Someone who’s just freshly delved into the world of photography by buying a DSLR with a kit lens will have this question resonating in their thoughts as they go deeper into the rabbit hole of photography. Whether it is for the sake of having a ranged collection of lenses or the desire to widen their photograph horizon in one specific area of photography (like macro photography), that next lens will surely tempt you. And with the abundant collection of different types of lenses available out there, the answer to this question will surely need some serious contemplations.
Here I’ll discuss the different types of lenses. Read the specifications for each type to figure out which prototype will most suit your specific needs.
Before investing in a collection of lenses and considering which are worth your cash, an aspiring photographer should ask themselves these questions:
1. What type of lenses have you had so far?
2. What’s your specific interest in the world of photography as of now?
3. What are the limitations you encounter when you’re photographing?
4. Do you usually encounter limitations when trying to shoot objects up close?
5. Is the difficulty of achieving better exposures part of your dilemma?
Adding a telephoto lens to your collection (like a 55-200 mm or a 70-300 mm lens) may be a most logical decision when adding to a starter kit’s collection. By using a more telephoto lens, we can zoom in closer on objects.
Or, for instance, if you as a photographer has to photograph an object from a distance (maybe due to an obstacle between you and the object, or if it’s in nature and your object is a wild animal) you can accommodate yourself with these lenses.
A photograph taken using a telephoto lens.
Camera : Nikon F3 Analogue
Lens : Nikkor 105mm F/1.8
Using an ultra-wide lens may be an interesting choice because it can capture a wider area of view. Experimenting with the distorted effect, however, can serve you better if you shoot with a foreground element, creating a certain “depth” in your photo. The use of ultra-wide lenses gives a deep “story telling” feel to a photograph. The combination of detailed elements of the foreground, middle ground, to its background tells a detailed story in a photograph.
A photograph taken using a wide lens.
Camera : Canon EOS 550D
Lens: Sigma 10-20mm f/4-5.6 EX
If you as a photographer is interested in taking photos of objects up close and in great detail, then the macro-type lenses are exactly what you need. Though there is the choice of using other assisted paraphernalia (such as bellows, extension tubes, diopters, and reversed lenses), the macro lenses is the best and easiest way to go.
There is also an abundance of different focal lengths in the types of macro lenses available in the market. And generally they give out about the same view at their closest focal length.

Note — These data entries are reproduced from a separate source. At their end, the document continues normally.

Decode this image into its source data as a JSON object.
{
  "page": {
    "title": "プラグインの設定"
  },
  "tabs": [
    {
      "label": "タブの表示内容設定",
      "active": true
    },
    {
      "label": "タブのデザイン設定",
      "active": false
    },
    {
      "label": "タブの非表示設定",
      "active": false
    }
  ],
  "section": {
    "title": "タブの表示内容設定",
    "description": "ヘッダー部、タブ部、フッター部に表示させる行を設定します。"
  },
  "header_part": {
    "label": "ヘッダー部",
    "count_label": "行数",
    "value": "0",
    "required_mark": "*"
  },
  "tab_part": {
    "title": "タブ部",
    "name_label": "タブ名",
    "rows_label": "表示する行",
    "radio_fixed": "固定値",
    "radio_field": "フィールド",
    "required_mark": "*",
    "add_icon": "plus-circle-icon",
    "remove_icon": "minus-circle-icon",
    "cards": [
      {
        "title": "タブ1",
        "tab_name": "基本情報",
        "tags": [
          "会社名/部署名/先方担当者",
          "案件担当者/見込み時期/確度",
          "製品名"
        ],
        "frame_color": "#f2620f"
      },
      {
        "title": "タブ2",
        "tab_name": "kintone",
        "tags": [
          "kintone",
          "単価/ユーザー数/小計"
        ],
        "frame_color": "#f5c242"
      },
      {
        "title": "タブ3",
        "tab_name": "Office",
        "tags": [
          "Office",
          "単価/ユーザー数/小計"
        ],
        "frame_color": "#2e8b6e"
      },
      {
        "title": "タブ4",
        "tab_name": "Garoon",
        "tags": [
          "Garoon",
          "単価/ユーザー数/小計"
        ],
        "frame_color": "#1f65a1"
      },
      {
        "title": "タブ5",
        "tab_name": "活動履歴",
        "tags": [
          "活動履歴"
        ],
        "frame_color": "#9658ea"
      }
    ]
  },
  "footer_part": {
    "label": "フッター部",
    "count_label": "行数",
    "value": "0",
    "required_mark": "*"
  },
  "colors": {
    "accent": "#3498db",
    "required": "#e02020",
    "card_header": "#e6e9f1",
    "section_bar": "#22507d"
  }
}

So when you choose the focal length of a desired macro lens, it should be more of the distance (between you and your object) from which you work. If your photo objects are along the lines of products, you would want to adopt a short-range macro as your lens (50, 55, or 60mm). But if you need more distance from the subject as you shoot (maybe it’s of an insect, and when you get too close, it may distract its natural state), a more telephoto macro lens would be best.
In some macro lenses, there is a feature called “perspective control.” In a 85 mm PC, for instance, can be used to get a perspective effect or to lessen the perspective effect when doing a shoot. The lenses with this feature tends to be more costly, though.
Photo taken using a macro lens.
There’s also an array of lens prototypes dedicated to serve its users with a special effects feel. The more popular special effects lenses being the fisheye (which creates the feel like you’re staring out from inside a fishbowl) and the tilt-shift (usually for taking pictures of tall building, it can also create the feel that a scenery is of a toy world). These specialized lenses are usually on the pricey side, so you should really think it through before deciding to make the purchase (whether it will be most useful to you). And one should be cautious when utilizing these gears, because they strongly distort an image and if you’re not careful, could actually damage the quality of your photograph.
The fisheye lenses are available in 3rd party brands, in more pocket-friendly prices. These fisheye lenses come in different, usually fixed, focal lengths ( 8 mm, 10.5 mm, and 15 mm, to name a few). However, now Pentax and Tokina offers these lenses with a zoom feature with focal lengths of 10-17 mm and 17-28 mm.
A photograph taken using a fisheye Lens
Camera: Canon EOS 550D
Lens: Tokina Fisheye 10-17mm